-- RECORDS TO USE follows --
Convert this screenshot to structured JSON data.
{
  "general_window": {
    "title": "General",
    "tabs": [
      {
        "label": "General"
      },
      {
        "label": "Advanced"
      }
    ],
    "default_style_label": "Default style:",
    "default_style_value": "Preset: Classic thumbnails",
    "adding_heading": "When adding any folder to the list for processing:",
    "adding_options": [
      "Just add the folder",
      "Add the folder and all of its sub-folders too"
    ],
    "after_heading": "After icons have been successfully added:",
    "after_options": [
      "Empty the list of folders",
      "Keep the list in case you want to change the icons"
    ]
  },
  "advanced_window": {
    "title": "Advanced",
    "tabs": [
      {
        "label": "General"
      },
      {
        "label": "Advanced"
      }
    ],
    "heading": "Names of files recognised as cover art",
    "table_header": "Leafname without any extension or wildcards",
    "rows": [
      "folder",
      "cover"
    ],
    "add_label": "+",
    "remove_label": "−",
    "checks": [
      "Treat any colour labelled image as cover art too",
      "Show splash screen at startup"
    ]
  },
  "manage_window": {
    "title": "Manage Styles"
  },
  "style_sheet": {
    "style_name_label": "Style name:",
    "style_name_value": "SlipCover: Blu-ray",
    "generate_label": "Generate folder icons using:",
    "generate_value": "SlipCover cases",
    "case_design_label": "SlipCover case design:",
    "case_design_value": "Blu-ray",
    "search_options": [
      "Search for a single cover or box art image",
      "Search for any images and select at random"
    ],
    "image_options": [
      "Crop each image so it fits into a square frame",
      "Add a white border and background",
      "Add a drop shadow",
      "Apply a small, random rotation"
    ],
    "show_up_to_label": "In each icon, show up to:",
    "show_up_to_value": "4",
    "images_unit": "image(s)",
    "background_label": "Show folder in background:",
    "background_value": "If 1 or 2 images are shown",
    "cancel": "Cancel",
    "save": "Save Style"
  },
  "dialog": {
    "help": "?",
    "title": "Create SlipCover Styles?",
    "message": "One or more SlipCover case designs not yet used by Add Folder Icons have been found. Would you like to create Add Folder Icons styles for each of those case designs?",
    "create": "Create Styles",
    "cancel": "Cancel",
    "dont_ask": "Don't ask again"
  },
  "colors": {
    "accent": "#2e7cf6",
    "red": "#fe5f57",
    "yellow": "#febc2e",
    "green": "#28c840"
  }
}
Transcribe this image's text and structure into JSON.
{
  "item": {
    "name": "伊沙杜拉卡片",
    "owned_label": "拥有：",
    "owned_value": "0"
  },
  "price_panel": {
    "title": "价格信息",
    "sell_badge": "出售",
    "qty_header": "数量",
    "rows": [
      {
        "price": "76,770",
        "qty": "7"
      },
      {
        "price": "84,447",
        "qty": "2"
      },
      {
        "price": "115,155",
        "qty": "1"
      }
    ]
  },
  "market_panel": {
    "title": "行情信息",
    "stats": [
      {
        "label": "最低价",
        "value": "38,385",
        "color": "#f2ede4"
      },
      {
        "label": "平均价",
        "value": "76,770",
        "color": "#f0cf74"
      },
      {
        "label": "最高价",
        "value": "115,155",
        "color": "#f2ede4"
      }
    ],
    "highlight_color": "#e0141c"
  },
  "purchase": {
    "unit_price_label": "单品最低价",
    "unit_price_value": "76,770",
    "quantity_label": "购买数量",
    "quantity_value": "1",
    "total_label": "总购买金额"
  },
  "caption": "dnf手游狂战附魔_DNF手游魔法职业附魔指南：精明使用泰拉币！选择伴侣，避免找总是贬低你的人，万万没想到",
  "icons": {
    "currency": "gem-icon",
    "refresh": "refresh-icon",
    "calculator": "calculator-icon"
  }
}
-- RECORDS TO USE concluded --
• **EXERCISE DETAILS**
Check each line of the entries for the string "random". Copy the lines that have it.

• **SOLUTION TO THIS EXERCISE**
      "Search for any images and select at random"
      "Apply a small, random rotation"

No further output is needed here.